Segment Open

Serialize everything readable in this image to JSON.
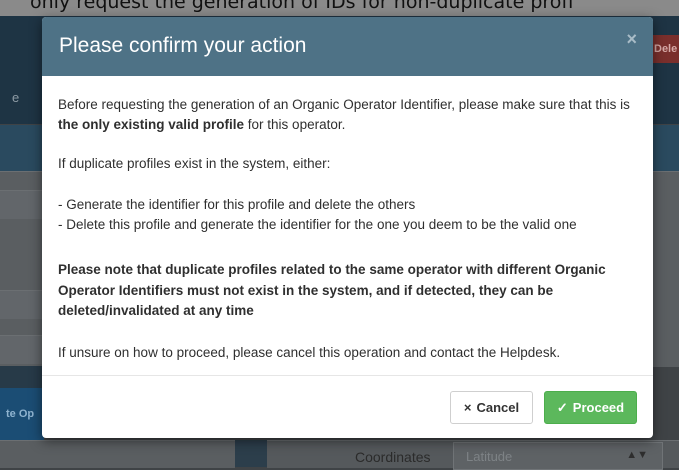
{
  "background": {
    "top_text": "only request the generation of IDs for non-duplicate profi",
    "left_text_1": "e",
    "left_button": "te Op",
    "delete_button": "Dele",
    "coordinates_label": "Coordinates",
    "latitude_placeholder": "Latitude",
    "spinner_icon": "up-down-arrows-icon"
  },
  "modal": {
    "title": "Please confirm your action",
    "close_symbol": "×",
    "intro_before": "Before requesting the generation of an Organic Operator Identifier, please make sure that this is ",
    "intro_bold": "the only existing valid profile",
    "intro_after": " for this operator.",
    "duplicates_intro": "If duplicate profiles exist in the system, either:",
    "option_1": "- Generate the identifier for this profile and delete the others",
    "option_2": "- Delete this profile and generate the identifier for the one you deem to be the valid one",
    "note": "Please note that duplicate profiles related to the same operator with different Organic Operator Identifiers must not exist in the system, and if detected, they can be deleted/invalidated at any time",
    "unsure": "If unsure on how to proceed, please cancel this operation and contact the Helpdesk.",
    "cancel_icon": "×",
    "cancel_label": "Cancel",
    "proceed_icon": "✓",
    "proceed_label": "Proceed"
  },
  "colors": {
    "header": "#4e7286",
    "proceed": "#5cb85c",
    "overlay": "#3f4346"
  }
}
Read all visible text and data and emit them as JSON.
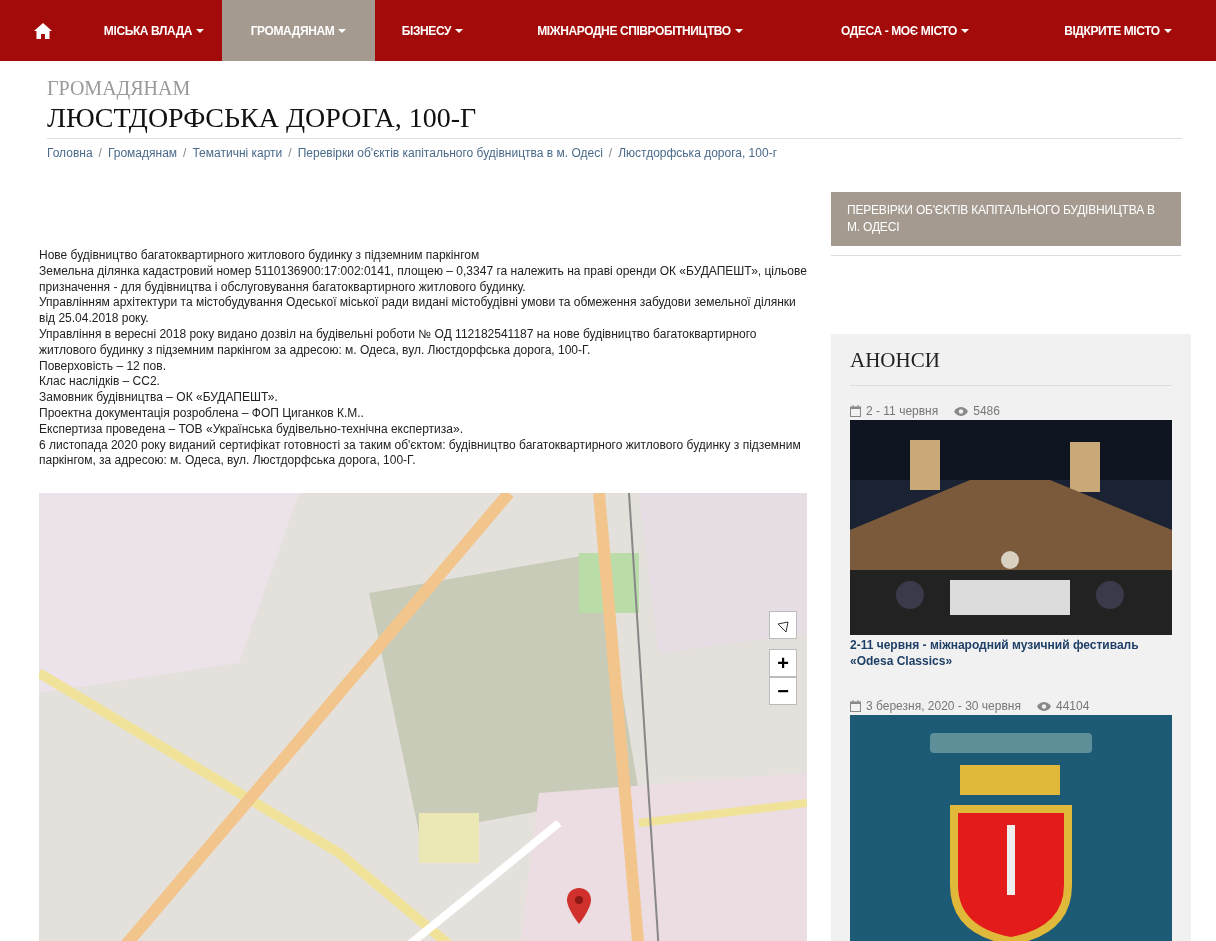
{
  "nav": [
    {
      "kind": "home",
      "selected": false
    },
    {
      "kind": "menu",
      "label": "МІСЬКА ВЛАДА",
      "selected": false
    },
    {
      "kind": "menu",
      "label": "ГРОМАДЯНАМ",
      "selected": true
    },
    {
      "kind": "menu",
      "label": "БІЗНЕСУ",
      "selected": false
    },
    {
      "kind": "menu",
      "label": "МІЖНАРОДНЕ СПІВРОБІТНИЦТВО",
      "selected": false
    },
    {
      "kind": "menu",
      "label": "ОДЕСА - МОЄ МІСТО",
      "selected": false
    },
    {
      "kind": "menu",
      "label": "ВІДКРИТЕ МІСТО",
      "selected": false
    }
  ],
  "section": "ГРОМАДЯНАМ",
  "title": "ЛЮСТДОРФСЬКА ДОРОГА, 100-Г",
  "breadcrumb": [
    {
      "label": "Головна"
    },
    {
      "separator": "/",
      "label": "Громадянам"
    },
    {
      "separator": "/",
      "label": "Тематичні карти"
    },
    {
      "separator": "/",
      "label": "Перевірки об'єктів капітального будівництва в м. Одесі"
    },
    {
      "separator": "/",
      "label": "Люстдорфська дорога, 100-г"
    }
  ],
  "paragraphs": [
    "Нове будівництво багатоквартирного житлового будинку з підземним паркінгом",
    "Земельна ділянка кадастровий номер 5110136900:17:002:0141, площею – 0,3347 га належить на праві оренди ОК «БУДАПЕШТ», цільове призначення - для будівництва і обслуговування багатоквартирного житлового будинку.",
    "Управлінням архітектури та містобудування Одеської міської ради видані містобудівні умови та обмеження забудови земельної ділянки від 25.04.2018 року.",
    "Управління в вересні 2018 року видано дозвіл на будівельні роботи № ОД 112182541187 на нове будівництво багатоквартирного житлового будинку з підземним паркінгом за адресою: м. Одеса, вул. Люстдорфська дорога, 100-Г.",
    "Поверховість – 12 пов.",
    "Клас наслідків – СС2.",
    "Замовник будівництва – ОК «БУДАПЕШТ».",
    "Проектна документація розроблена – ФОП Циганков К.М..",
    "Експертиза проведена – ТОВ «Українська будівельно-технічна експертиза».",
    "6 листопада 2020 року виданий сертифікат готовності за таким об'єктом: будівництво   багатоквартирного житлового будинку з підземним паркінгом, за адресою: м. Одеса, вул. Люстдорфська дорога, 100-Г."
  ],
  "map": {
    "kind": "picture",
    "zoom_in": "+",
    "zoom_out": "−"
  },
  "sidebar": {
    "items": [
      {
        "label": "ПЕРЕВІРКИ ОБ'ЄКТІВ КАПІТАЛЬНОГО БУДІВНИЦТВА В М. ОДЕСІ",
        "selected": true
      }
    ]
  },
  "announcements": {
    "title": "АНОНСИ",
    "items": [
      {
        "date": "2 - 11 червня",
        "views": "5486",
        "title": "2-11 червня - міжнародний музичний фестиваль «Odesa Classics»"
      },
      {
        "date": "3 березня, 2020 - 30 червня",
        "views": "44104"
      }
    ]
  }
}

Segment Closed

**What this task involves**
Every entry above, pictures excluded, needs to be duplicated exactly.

**Task output**
Serialize everything readable in this image to JSON.
{
  "background": {
    "top_text": "only request the generation of IDs for non-duplicate profi",
    "left_text_1": "e",
    "left_button": "te Op",
    "delete_button": "Dele",
    "coordinates_label": "Coordinates",
    "latitude_placeholder": "Latitude",
    "spinner_icon": "up-down-arrows-icon"
  },
  "modal": {
    "title": "Please confirm your action",
    "close_symbol": "×",
    "intro_before": "Before requesting the generation of an Organic Operator Identifier, please make sure that this is ",
    "intro_bold": "the only existing valid profile",
    "intro_after": " for this operator.",
    "duplicates_intro": "If duplicate profiles exist in the system, either:",
    "option_1": "- Generate the identifier for this profile and delete the others",
    "option_2": "- Delete this profile and generate the identifier for the one you deem to be the valid one",
    "note": "Please note that duplicate profiles related to the same operator with different Organic Operator Identifiers must not exist in the system, and if detected, they can be deleted/invalidated at any time",
    "unsure": "If unsure on how to proceed, please cancel this operation and contact the Helpdesk.",
    "cancel_icon": "×",
    "cancel_label": "Cancel",
    "proceed_icon": "✓",
    "proceed_label": "Proceed"
  },
  "colors": {
    "header": "#4e7286",
    "proceed": "#5cb85c",
    "overlay": "#3f4346"
  }
}
Read all visible text and data and emit them as JSON.
{
  "nav": [
    {
      "kind": "home",
      "selected": false
    },
    {
      "kind": "menu",
      "label": "МІСЬКА ВЛАДА",
      "selected": false
    },
    {
      "kind": "menu",
      "label": "ГРОМАДЯНАМ",
      "selected": true
    },
    {
      "kind": "menu",
      "label": "БІЗНЕСУ",
      "selected": false
    },
    {
      "kind": "menu",
      "label": "МІЖНАРОДНЕ СПІВРОБІТНИЦТВО",
      "selected": false
    },
    {
      "kind": "menu",
      "label": "ОДЕСА - МОЄ МІСТО",
      "selected": false
    },
    {
      "kind": "menu",
      "label": "ВІДКРИТЕ МІСТО",
      "selected": false
    }
  ],
  "section": "ГРОМАДЯНАМ",
  "title": "ЛЮСТДОРФСЬКА ДОРОГА, 100-Г",
  "breadcrumb": [
    {
      "label": "Головна"
    },
    {
      "separator": "/",
      "label": "Громадянам"
    },
    {
      "separator": "/",
      "label": "Тематичні карти"
    },
    {
      "separator": "/",
      "label": "Перевірки об'єктів капітального будівництва в м. Одесі"
    },
    {
      "separator": "/",
      "label": "Люстдорфська дорога, 100-г"
    }
  ],
  "paragraphs": [
    "Нове будівництво багатоквартирного житлового будинку з підземним паркінгом",
    "Земельна ділянка кадастровий номер 5110136900:17:002:0141, площею – 0,3347 га належить на праві оренди ОК «БУДАПЕШТ», цільове призначення - для будівництва і обслуговування багатоквартирного житлового будинку.",
    "Управлінням архітектури та містобудування Одеської міської ради видані містобудівні умови та обмеження забудови земельної ділянки від 25.04.2018 року.",
    "Управління в вересні 2018 року видано дозвіл на будівельні роботи № ОД 112182541187 на нове будівництво багатоквартирного житлового будинку з підземним паркінгом за адресою: м. Одеса, вул. Люстдорфська дорога, 100-Г.",
    "Поверховість – 12 пов.",
    "Клас наслідків – СС2.",
    "Замовник будівництва – ОК «БУДАПЕШТ».",
    "Проектна документація розроблена – ФОП Циганков К.М..",
    "Експертиза проведена – ТОВ «Українська будівельно-технічна експертиза».",
    "6 листопада 2020 року виданий сертифікат готовності за таким об'єктом: будівництво   багатоквартирного житлового будинку з підземним паркінгом, за адресою: м. Одеса, вул. Люстдорфська дорога, 100-Г."
  ],
  "map": {
    "kind": "picture",
    "zoom_in": "+",
    "zoom_out": "−"
  },
  "sidebar": {
    "items": [
      {
        "label": "ПЕРЕВІРКИ ОБ'ЄКТІВ КАПІТАЛЬНОГО БУДІВНИЦТВА В М. ОДЕСІ",
        "selected": true
      }
    ]
  },
  "announcements": {
    "title": "АНОНСИ",
    "items": [
      {
        "date": "2 - 11 червня",
        "views": "5486",
        "title": "2-11 червня - міжнародний музичний фестиваль «Odesa Classics»"
      },
      {
        "date": "3 березня, 2020 - 30 червня",
        "views": "44104"
      }
    ]
  }
}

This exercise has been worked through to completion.